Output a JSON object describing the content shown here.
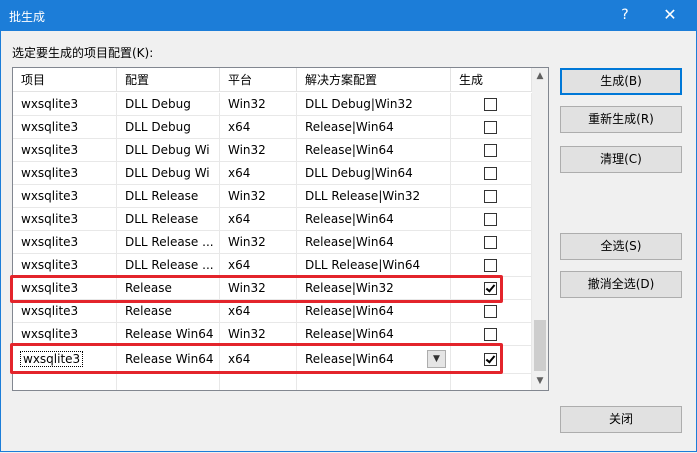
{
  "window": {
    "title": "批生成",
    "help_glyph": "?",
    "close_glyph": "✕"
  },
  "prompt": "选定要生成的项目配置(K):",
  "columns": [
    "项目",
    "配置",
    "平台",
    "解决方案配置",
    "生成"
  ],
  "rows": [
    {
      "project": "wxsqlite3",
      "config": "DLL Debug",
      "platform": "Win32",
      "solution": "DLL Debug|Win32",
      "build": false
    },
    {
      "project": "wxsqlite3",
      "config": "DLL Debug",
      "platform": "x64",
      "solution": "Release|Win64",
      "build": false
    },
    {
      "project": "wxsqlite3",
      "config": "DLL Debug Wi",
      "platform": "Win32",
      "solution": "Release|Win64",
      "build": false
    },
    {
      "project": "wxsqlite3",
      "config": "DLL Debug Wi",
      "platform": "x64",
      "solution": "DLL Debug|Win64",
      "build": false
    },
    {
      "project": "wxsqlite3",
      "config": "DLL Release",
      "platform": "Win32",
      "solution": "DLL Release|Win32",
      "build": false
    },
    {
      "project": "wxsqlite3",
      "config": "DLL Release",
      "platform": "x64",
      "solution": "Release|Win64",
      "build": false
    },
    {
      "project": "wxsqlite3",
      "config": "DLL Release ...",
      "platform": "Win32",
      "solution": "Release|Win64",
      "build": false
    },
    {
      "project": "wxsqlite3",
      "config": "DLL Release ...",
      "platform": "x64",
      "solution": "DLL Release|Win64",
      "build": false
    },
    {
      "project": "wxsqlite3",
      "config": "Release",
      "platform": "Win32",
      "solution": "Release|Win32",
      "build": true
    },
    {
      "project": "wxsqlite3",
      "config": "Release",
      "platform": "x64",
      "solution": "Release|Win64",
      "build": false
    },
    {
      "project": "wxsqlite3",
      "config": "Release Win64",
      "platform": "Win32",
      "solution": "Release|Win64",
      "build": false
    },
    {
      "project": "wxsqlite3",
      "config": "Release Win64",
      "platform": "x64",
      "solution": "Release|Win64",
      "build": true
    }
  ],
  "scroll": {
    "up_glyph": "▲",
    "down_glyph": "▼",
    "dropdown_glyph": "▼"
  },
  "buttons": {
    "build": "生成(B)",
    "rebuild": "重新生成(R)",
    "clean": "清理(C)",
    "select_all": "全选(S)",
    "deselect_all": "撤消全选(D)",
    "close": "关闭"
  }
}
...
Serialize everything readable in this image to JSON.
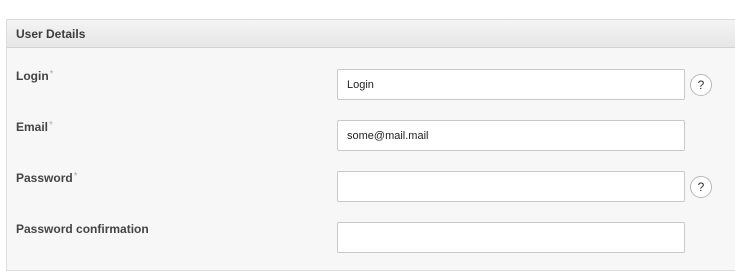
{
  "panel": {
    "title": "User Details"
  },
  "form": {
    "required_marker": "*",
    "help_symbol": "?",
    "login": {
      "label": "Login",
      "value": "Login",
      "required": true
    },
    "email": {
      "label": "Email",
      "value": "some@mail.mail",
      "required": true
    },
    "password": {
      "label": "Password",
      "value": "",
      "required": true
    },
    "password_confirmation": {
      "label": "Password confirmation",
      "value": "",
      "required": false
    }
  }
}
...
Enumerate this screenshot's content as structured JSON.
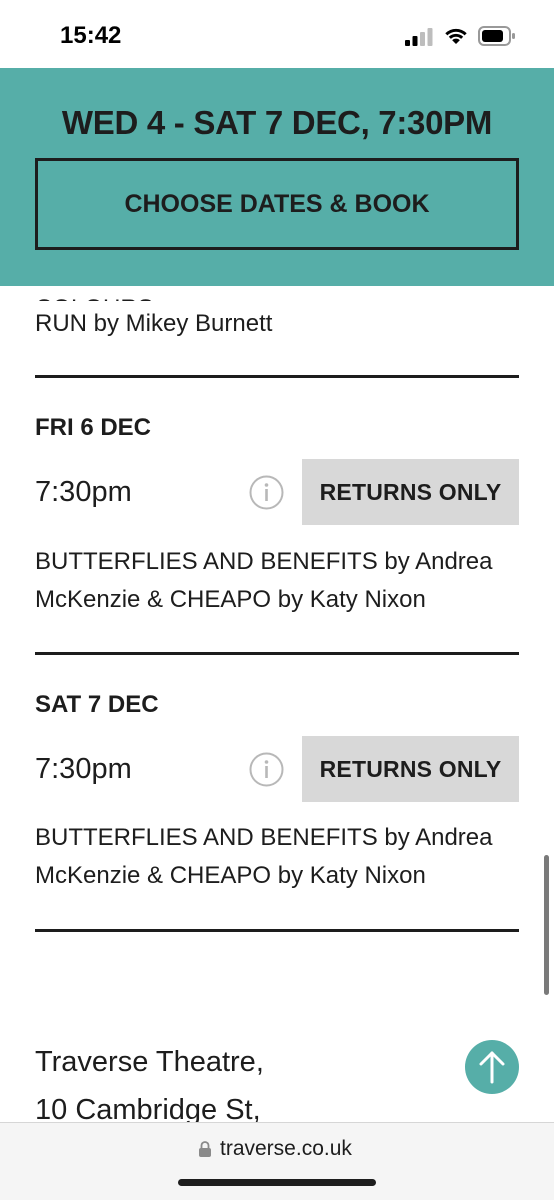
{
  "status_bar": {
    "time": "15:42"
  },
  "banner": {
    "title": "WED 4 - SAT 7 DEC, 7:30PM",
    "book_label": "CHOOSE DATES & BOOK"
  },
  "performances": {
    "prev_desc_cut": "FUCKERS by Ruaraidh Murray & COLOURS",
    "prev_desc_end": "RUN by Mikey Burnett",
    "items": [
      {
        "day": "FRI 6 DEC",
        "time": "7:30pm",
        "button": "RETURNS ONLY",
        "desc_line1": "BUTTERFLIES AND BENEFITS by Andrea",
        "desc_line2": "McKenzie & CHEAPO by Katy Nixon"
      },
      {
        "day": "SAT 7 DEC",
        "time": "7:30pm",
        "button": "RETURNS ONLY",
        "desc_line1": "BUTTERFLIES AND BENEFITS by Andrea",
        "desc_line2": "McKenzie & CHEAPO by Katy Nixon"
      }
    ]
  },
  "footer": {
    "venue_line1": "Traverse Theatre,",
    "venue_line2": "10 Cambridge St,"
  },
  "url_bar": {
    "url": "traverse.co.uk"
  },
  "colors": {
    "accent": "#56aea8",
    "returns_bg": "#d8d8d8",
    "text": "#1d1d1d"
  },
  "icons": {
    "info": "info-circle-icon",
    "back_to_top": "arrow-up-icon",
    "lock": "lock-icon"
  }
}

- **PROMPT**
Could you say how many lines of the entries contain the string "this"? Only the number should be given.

- **RESULT BELOW**
2